**TASK STATEMENT**
Please reproduce the entries below exactly from the line with "Decode this image" through their last line, leaving out any pictures.

**DATA FOR REVIEW**
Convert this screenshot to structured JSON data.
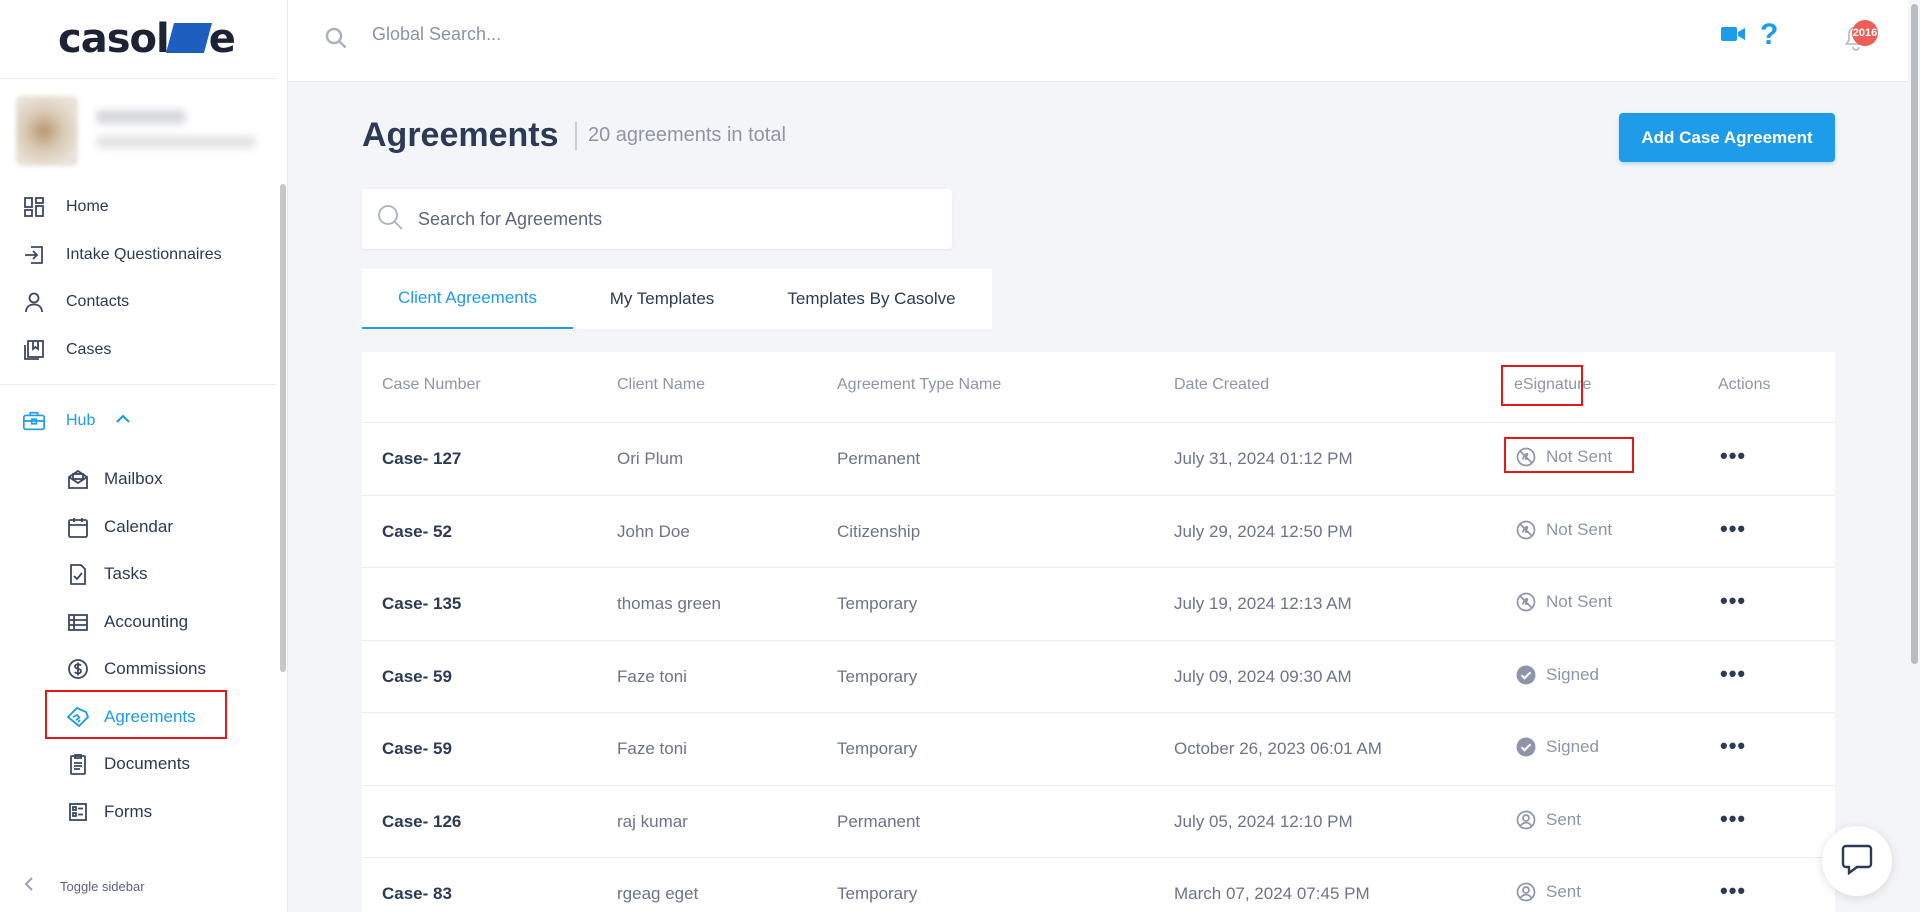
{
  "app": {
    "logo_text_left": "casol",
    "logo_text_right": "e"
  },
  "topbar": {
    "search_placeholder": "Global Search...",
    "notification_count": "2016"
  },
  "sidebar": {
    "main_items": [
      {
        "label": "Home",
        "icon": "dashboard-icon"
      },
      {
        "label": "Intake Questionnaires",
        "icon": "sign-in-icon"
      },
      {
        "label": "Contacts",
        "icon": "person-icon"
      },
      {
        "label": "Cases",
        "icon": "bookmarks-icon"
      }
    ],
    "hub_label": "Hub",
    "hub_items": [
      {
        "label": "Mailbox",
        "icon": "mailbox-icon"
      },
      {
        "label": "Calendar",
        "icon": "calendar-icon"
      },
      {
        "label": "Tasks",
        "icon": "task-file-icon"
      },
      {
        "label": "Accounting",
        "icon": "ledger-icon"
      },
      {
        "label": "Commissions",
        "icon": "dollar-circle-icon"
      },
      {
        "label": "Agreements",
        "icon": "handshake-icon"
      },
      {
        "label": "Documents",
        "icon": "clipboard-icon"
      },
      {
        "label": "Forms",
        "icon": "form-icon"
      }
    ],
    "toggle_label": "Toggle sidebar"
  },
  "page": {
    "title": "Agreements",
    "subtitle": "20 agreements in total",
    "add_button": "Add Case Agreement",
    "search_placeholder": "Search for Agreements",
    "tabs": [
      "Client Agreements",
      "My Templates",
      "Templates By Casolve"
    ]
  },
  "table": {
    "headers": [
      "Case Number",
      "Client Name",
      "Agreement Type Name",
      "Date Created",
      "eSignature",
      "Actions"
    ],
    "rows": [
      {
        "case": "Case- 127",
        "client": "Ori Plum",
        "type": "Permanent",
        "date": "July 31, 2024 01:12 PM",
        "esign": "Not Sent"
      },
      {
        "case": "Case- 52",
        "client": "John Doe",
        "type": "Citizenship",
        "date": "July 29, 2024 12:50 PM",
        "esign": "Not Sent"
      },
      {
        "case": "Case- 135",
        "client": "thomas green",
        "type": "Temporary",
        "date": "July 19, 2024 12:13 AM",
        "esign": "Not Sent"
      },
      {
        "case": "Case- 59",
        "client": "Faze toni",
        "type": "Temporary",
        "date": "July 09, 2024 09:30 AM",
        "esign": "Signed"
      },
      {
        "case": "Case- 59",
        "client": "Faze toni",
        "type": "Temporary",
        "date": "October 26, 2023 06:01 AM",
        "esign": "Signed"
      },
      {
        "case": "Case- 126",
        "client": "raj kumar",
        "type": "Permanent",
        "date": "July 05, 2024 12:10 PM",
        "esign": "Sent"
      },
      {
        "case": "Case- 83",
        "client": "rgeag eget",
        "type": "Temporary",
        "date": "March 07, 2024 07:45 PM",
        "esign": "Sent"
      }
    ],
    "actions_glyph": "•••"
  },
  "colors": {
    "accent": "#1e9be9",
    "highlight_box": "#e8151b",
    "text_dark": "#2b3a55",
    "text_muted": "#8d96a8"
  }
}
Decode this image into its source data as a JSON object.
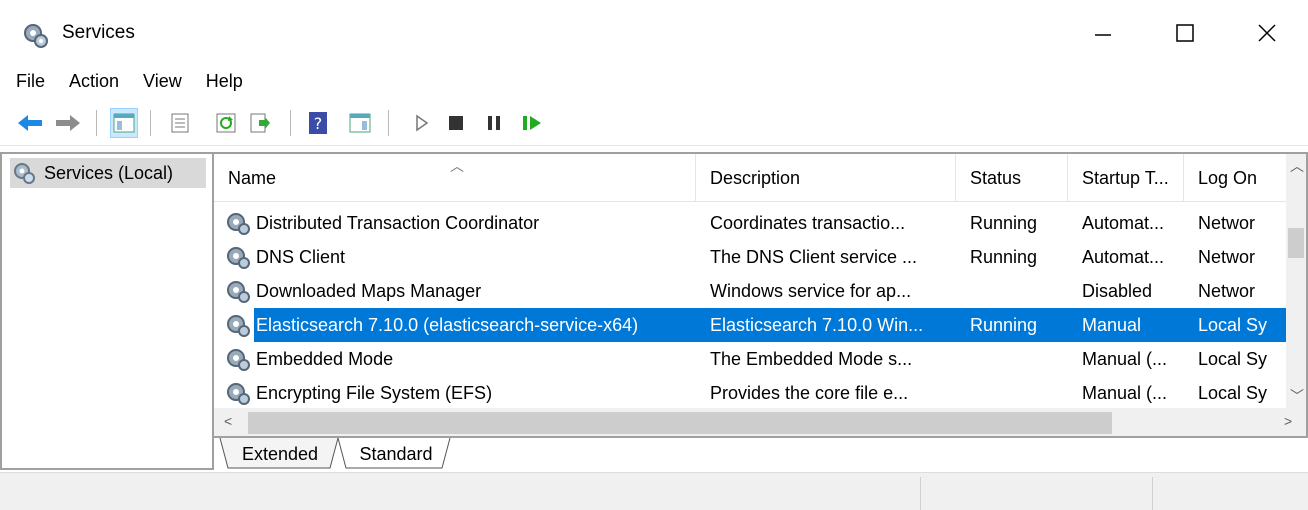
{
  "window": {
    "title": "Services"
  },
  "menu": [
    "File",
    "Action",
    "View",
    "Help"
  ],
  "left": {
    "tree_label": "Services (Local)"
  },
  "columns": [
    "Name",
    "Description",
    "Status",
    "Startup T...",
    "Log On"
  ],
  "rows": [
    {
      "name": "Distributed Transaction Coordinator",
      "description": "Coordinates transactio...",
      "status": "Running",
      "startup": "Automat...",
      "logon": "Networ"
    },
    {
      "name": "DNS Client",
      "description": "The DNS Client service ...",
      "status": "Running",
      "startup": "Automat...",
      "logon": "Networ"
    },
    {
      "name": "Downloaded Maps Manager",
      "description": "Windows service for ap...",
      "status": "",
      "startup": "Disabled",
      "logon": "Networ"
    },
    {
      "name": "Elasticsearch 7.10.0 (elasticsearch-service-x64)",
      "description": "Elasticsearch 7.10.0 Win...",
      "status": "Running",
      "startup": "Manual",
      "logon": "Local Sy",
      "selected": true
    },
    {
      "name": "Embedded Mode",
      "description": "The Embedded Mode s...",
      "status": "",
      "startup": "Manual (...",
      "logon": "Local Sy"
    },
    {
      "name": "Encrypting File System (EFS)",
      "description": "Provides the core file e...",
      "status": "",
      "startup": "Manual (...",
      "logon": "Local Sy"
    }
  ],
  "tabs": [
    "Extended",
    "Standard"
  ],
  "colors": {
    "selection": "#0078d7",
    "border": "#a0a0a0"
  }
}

**THE COMPLETED TASK**
Decode this image into its source data as a JSON object.
{
  "window": {
    "title": "Services"
  },
  "menu": [
    "File",
    "Action",
    "View",
    "Help"
  ],
  "left": {
    "tree_label": "Services (Local)"
  },
  "columns": [
    "Name",
    "Description",
    "Status",
    "Startup T...",
    "Log On"
  ],
  "rows": [
    {
      "name": "Distributed Transaction Coordinator",
      "description": "Coordinates transactio...",
      "status": "Running",
      "startup": "Automat...",
      "logon": "Networ"
    },
    {
      "name": "DNS Client",
      "description": "The DNS Client service ...",
      "status": "Running",
      "startup": "Automat...",
      "logon": "Networ"
    },
    {
      "name": "Downloaded Maps Manager",
      "description": "Windows service for ap...",
      "status": "",
      "startup": "Disabled",
      "logon": "Networ"
    },
    {
      "name": "Elasticsearch 7.10.0 (elasticsearch-service-x64)",
      "description": "Elasticsearch 7.10.0 Win...",
      "status": "Running",
      "startup": "Manual",
      "logon": "Local Sy",
      "selected": true
    },
    {
      "name": "Embedded Mode",
      "description": "The Embedded Mode s...",
      "status": "",
      "startup": "Manual (...",
      "logon": "Local Sy"
    },
    {
      "name": "Encrypting File System (EFS)",
      "description": "Provides the core file e...",
      "status": "",
      "startup": "Manual (...",
      "logon": "Local Sy"
    }
  ],
  "tabs": [
    "Extended",
    "Standard"
  ],
  "colors": {
    "selection": "#0078d7",
    "border": "#a0a0a0"
  }
}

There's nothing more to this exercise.